I have to admit I was extremely insistent on coming home as soon as I possibly could, and made that very clear to all the doctors that came in to see Ruby. A squeaky wheel, very. Her cough had significantly improved and she had gotten 8 doses of IV antibiotics. So with all those favorable test results they sent us home with no antibiotics.
We are very aware of Heavenly Father’s hand in our lives. We are also very grateful for the prayers offered on Ruby and our families behalf. We of course did not expect this hospital stay for Ruby, but being able to be there with her while she needed to be, and knowing that because of the fundraiser in April and support from our community, friends, and family we would not have the worry of the money it would cost was great comfort.   

Saturday, August 1, 2015

Holland Was Right, but it's a Tough Habit to Break

There is a conference talk by Elder Holland that goes into detail about how parents should never compare their children. It does neither the parent or the child any good. 
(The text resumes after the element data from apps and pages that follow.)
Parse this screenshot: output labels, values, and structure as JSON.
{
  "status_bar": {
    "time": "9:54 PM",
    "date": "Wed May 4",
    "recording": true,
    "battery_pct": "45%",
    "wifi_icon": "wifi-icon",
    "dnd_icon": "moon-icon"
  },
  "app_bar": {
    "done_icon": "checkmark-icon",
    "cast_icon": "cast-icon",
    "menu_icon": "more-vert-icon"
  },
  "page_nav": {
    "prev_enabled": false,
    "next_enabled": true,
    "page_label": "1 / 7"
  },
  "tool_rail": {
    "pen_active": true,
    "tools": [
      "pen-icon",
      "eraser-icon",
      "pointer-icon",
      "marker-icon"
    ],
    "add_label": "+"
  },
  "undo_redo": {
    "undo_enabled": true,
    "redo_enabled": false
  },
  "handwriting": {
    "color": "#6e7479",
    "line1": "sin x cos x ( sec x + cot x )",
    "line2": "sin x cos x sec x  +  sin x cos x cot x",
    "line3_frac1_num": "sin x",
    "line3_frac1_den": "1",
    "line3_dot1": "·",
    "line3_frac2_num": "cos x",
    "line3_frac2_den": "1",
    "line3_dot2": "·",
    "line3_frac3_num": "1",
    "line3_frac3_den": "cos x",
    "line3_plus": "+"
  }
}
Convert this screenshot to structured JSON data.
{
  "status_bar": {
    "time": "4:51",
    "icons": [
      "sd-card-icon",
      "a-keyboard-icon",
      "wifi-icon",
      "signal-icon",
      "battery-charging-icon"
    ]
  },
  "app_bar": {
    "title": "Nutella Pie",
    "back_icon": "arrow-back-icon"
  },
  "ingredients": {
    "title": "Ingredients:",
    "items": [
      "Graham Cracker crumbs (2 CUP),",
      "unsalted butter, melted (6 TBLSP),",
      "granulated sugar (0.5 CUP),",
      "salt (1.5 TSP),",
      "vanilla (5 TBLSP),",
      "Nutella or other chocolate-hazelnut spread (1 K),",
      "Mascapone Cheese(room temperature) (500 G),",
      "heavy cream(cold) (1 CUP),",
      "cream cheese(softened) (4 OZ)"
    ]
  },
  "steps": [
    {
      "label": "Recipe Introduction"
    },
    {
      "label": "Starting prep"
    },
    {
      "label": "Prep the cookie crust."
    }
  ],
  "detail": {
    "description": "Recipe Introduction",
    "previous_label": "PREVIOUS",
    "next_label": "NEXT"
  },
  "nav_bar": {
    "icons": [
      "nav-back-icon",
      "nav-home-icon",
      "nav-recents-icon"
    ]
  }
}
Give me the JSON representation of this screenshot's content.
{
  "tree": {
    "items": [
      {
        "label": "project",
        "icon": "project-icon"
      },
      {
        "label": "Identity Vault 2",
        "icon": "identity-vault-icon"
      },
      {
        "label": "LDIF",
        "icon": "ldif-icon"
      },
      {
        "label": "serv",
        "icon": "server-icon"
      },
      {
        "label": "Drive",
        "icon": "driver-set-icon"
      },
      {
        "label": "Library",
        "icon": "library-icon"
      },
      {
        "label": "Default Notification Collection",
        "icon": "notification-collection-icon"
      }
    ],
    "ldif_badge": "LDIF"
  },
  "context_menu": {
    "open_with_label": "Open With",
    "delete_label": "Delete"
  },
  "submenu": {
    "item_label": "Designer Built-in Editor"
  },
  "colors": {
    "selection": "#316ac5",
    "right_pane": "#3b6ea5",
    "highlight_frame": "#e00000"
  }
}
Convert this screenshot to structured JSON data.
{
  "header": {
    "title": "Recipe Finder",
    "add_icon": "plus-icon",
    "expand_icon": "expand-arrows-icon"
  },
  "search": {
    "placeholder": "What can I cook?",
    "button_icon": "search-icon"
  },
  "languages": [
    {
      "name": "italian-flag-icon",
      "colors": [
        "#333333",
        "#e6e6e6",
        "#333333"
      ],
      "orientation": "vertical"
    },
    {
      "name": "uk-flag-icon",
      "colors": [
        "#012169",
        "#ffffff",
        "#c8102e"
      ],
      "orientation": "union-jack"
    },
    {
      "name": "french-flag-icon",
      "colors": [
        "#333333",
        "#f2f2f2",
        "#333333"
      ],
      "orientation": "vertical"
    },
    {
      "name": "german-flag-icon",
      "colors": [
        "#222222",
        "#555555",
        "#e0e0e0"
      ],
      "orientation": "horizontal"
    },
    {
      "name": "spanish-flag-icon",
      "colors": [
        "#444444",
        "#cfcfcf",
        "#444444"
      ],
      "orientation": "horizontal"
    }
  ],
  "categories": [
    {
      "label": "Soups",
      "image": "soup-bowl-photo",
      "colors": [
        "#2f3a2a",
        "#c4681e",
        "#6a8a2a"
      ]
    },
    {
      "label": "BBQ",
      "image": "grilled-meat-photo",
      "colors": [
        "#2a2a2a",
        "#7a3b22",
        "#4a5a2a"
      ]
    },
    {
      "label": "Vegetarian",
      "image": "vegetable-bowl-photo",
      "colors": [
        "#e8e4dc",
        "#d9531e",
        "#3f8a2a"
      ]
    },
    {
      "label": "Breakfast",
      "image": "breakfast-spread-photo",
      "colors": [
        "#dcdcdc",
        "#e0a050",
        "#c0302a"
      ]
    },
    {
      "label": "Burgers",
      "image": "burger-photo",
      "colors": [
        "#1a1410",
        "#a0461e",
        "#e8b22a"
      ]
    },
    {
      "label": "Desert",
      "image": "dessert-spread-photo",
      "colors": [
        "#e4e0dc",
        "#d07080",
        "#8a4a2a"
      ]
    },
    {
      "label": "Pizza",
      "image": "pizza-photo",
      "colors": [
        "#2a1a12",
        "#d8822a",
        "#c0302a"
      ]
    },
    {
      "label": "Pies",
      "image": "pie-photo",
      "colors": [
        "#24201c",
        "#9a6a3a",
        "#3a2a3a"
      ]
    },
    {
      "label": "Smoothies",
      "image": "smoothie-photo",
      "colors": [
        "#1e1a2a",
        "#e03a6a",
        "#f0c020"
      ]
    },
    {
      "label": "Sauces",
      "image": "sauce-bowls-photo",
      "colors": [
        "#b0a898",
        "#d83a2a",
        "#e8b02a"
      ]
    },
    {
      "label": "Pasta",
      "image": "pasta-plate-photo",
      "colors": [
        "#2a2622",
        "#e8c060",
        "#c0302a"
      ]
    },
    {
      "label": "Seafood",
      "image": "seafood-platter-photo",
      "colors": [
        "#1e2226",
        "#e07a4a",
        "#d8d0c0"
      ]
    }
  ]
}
Frank and I still have a hard time believing it when our other CF kids have different physical trials than our first,Maelee, did. It seems clear to us now how very blessed Maelee was in her infant and toddler years with her disease. 

So our pulmonologyst probably gets sick of us referencing our first experience  with "the p word" (pseudomonas). Maelee got a throat swab that cultured  for the P word when  she was 10 months old. She was unsymptomatic. No bugger nose, no cough, fever, etc. We completed some rounds of the 28 day antibiotic, did a bronchoscopy to make sure it was gone and moved on. She has cultured for it a handful of times since then (always when we have a new baby in the house) but we run the antibiotic and move forward - at home.

On July 14th all our CF kids had a clinic visit and got throat swabs done. Maelee came back with the P word, Orson's came back clean, and Ruby came back with achromabactor. At the time of the results of these tests Ruby was unsymptomatic. Maelee started her new standard Tobi Podhaler regemin and we moved on.

Then a small cough for Ruby began to grow into a spasm puke inducing scary cough for Ruby. I took her in 3 times to be listened to by the pediatrician last week which led to a chest x ray which led to the hospital in attempt to irradicate the bacteria.

So after finding out what "deep suction" looks like on a newborn, and having a nasal swab, throat swab, another chest x ray, and blood work done we sit and wait for the last test to come back. We need to know if the P word is the reason Ruby is scary-red faced-puke coughing OR if it is the achromabactor. All other standard respiratory conditions have come back negative so it is being presumed that a gnarly CF bacteria is making a home in Ruby at 36 days old. The treatment for that will be 7 days of IV antibiotics in the hospital.

So in the mean time since the hospital is already busy and its the weekend, we wait. The incredible thing is Ruby has had no fever, remains hungry, and all is well besides a lingering cough. 

So once again the words of a conference talk (The Tongue of Angels) are proven valuable information to log in my brain. "Try not to  compare your children, even if you think you are skillful at it."